Problem details: Among the records, find the lines that hold the string "Control" and return them.

Excerpts from an interface dataset
......

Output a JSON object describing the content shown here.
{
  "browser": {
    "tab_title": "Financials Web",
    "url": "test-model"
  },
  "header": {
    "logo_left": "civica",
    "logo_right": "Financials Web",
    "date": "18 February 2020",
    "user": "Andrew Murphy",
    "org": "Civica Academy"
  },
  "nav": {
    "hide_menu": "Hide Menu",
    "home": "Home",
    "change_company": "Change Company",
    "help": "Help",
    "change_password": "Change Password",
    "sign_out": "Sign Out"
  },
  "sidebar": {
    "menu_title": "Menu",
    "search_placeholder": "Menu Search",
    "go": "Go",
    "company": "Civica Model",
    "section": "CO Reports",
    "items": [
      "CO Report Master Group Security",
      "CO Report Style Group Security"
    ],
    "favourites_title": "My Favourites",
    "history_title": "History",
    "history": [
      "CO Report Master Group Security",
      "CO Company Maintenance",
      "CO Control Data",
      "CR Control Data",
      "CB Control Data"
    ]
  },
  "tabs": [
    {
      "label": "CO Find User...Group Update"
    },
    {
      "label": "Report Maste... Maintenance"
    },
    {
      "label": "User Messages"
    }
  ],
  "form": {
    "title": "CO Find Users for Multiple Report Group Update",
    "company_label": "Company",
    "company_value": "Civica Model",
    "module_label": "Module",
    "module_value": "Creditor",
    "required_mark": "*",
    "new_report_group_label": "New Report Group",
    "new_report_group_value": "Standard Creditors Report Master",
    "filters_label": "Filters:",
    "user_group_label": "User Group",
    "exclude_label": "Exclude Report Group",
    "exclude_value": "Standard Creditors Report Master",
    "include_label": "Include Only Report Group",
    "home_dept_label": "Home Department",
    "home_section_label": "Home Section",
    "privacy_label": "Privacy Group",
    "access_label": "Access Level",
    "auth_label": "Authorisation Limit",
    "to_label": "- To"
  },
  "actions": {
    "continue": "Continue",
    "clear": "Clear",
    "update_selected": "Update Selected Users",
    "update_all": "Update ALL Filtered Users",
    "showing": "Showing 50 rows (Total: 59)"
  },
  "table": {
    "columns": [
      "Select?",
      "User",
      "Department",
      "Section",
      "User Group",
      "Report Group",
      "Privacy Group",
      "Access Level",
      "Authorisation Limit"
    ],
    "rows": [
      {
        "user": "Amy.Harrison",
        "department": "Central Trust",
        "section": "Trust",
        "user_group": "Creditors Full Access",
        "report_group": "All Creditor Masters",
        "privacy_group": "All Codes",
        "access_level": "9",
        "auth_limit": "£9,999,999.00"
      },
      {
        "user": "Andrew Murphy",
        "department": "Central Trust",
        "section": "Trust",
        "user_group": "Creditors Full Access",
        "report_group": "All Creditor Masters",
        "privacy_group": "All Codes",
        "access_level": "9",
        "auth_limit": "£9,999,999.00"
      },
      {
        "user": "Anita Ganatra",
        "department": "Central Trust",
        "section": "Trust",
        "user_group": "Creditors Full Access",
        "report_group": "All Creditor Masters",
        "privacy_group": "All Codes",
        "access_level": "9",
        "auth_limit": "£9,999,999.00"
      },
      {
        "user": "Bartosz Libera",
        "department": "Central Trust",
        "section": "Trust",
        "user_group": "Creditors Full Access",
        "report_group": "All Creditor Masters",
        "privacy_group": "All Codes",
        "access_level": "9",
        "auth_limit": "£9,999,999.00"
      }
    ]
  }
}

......

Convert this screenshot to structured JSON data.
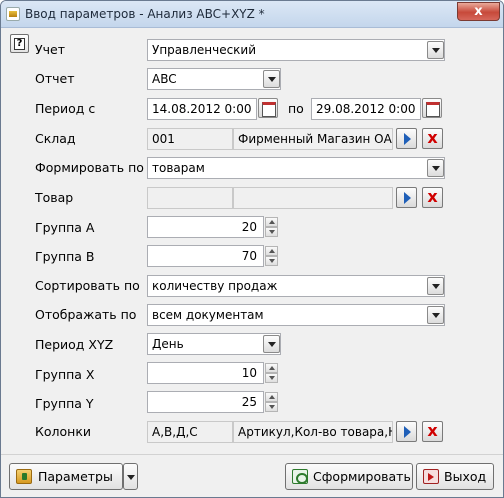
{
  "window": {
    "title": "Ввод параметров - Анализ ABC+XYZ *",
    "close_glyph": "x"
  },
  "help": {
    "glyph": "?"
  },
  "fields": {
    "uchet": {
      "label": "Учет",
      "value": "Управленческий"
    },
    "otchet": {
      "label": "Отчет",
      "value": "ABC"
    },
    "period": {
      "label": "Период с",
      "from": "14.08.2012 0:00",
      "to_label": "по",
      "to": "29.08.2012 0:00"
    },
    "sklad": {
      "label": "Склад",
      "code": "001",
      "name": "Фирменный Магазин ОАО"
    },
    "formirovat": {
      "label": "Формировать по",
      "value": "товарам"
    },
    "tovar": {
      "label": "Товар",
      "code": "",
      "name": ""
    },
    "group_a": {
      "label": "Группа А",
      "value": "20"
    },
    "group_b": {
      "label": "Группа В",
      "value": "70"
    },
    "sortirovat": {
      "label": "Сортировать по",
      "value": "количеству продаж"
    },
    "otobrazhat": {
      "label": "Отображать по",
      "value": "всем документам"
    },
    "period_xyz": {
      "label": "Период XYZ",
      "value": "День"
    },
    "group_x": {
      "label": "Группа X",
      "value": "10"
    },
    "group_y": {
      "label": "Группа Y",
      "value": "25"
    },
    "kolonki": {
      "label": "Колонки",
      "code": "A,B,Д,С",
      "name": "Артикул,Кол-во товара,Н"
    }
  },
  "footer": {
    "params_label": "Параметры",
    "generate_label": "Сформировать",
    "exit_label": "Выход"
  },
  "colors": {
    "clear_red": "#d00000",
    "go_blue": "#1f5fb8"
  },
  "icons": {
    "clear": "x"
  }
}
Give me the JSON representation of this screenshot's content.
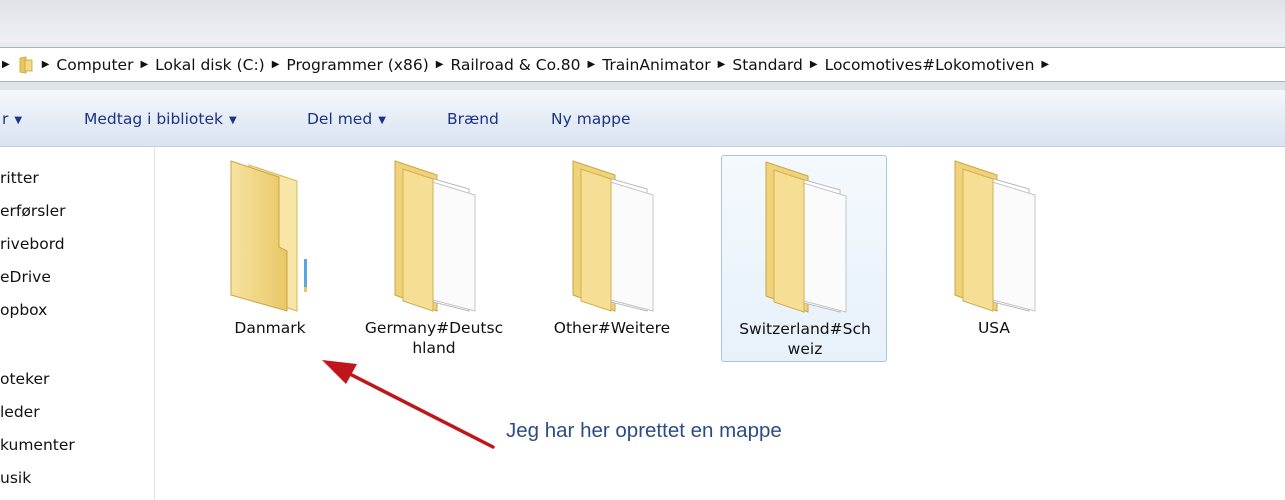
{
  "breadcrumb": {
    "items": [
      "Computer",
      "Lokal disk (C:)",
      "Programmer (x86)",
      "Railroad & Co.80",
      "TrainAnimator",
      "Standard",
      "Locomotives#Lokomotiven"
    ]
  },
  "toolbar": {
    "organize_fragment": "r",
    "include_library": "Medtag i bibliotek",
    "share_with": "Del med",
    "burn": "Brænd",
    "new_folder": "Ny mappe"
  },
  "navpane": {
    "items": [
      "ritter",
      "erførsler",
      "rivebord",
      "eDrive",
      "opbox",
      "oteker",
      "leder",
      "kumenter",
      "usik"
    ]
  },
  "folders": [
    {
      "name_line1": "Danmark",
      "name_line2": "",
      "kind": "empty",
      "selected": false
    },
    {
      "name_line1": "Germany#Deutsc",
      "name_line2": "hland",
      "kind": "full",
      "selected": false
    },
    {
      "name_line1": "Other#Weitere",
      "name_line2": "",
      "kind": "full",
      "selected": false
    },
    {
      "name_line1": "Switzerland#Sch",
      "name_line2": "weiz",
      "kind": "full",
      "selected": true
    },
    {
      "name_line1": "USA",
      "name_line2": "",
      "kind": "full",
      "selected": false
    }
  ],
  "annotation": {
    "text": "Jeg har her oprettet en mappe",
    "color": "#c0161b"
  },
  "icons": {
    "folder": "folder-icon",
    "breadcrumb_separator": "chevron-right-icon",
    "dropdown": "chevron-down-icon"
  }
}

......

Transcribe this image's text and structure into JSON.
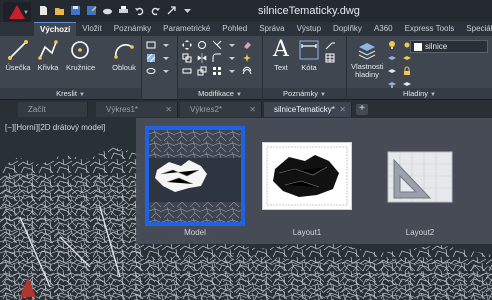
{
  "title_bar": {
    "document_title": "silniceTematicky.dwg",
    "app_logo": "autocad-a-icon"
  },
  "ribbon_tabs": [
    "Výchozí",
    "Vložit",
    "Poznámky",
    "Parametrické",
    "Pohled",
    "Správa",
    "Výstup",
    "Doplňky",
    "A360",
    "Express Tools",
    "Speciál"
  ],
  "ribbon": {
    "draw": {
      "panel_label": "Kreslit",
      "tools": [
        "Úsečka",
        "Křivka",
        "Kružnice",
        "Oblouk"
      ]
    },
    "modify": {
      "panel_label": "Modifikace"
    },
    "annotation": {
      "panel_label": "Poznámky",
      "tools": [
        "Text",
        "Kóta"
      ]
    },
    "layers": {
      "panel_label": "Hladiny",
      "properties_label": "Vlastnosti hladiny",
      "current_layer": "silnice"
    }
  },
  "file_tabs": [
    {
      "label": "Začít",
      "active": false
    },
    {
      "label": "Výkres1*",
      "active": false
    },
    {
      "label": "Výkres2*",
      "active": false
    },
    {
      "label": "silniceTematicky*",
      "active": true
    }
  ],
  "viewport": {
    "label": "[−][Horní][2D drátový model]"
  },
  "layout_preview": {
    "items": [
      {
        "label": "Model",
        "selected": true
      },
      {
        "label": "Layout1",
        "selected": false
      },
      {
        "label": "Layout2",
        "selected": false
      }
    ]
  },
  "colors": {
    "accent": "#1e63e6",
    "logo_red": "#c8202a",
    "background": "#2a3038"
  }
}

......

Task output:
      "CO Control Data",
      "CR Control Data",
      "CB Control Data"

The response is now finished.